“I know you, Angel of Man,” Esarhaddon spoke. “I know your works and the blood you shed in the name of a pretender, a false god.”
Again Titus came forward, his blows finding only air or the swift rebuke of the Na’hazarheim. Esharradon’s response was equally cautious, forcing the Angel to turn back his advance. As they danced, testing each other’s defenses, their fight spilled into the adjoining hall. The dark red of emergency lighting was offset by pools of dim white light cast by armored observation ports in the ceiling. Tiny orange bursts and lines of white and red caught Esharradon’s eye as the orbital battles above the station raged.
“You could end this now,” Titus said softly. “My friend. My brother. It is not too late.”
Esarhaddon gestured to the observation port above them, as men and ships and dark creatures all died in a great conflagration. “I stand now with the power to bring an end to this weak race of Man, and the Emperor they put forth to save them from their own indolence. The hour is far too late, Son of Baal. The Imperium shall burn.”
“You would burn it all? All we have worked to build? You more than anyone know the price Humanity has paid in blood to carve our place in the galaxy. Was it all for nothing?” The Angel said. With a loud clang, his weapons dropped to the floor. He stepped towards Esarhaddon, arms held wide. “We are brothers, Horus. Look into your soul; you know that this cannot be the way. Can you truly kill me?”
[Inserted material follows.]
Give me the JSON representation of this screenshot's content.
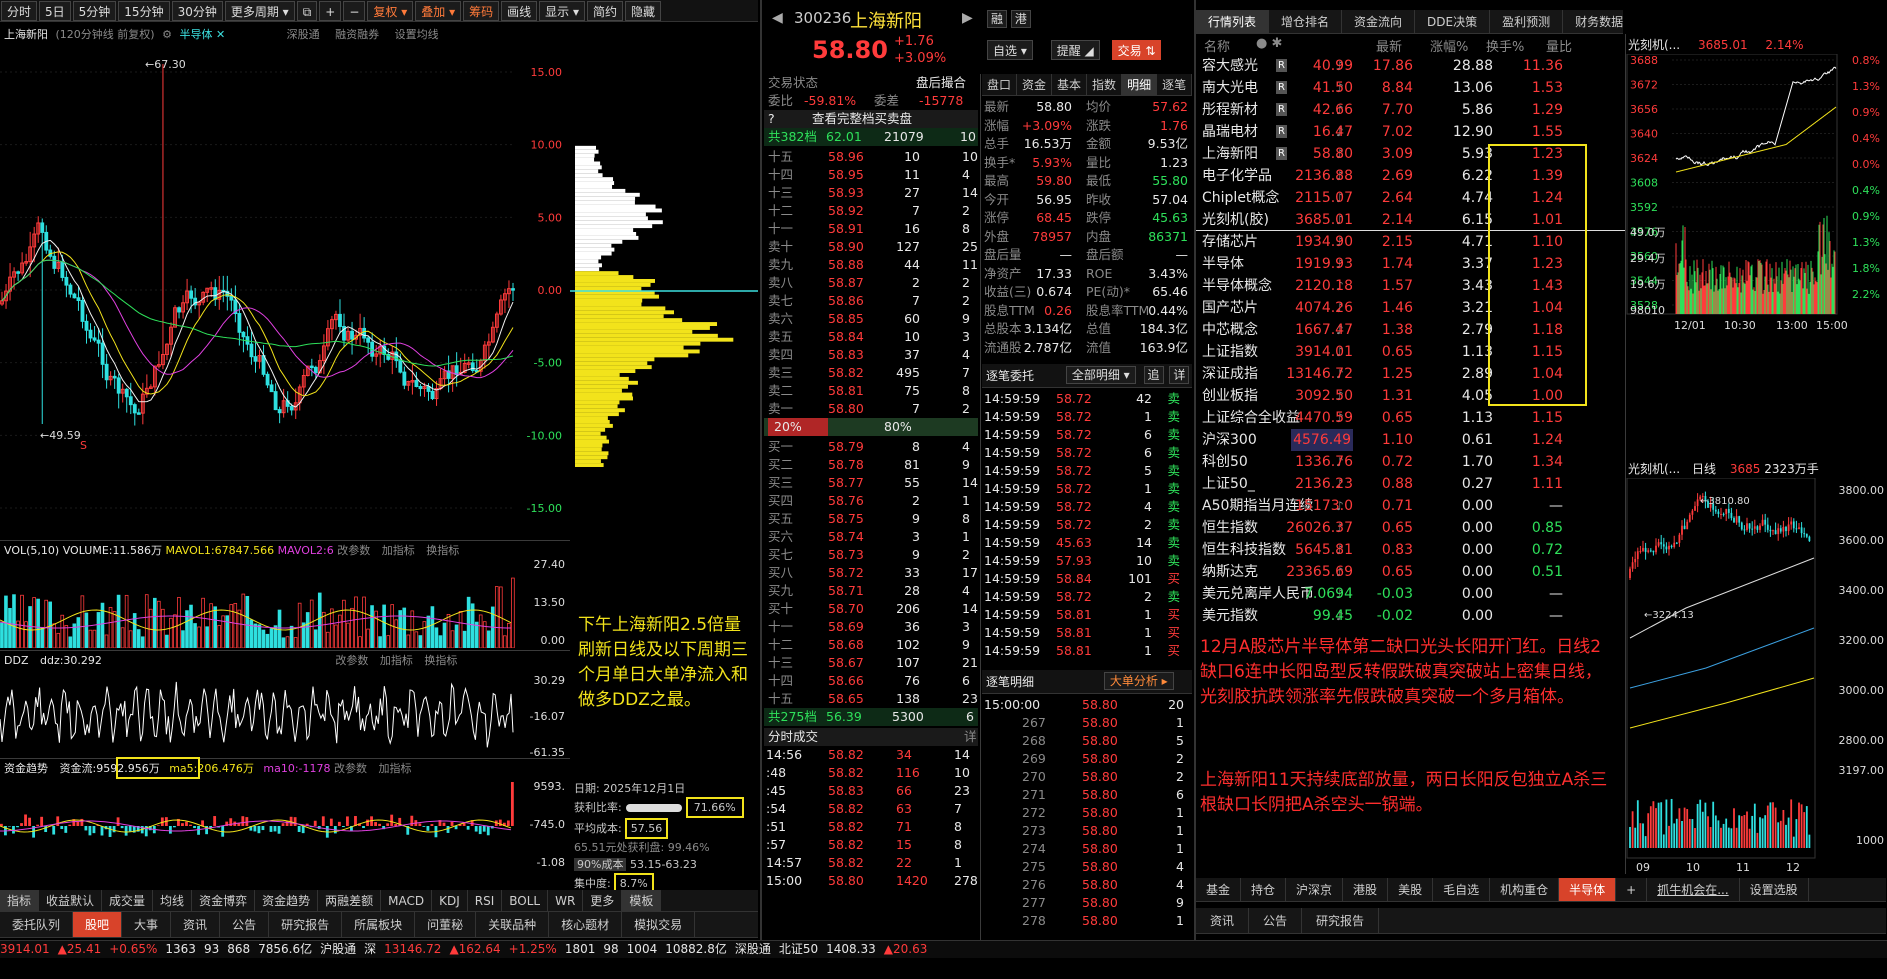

The talons of Esarhaddon’s claws dug deep into the plated ceramite of the Angel’s armor, in through the belly, drawn slowly and inexorably upwards to shear through twin hearts.
“I have killed you again and again, Angel,” Esarhaddon said with a growl. “For thousands of years, I have shed your blood, and now I will shed that of your Emperor and shatter his beloved Terra. Know your failure as you die. Know that you could not save the Imperium, or his fallen race.”
Gasping for breath that barely came, the Angel slowly backed away, then fell to his knees, lifeblood flowing to the Station’s deck from the wound in his chest. Esarhaddon stepped forward, casting his gaze down to drink in the agony of realization.
“I’m sorry, brother, that I could not...save you,” Titus said, wheezing, eyes up cast at the viewport at the battle that raged outside. “But at least I can save them.”
Then the light forever faded from his eyes, and the Angel fell to the ground.
Esarhaddon stood over his body, considering those final words, then opened a channel to The Promise of Absolution, cycling through the communications and status reports from his fleet, and those of their allies. A picture began to assemble itself in his mind, and all became clear.
A long, rasping breath exhaled from the Lord of the Sicarii, his cracked and wrinkled brow furrowing with cold fury. “Gorath,” he spoke softly. “You fool.” Then, with a simple set of keystrokes entered into a keypad in the thigh of his armor, he engaged the teleportation sequence that would return him to a wounded fleet and a meager existence of little more than sustenance. A bright flash enveloped the hallway, and Esarhaddon was gone.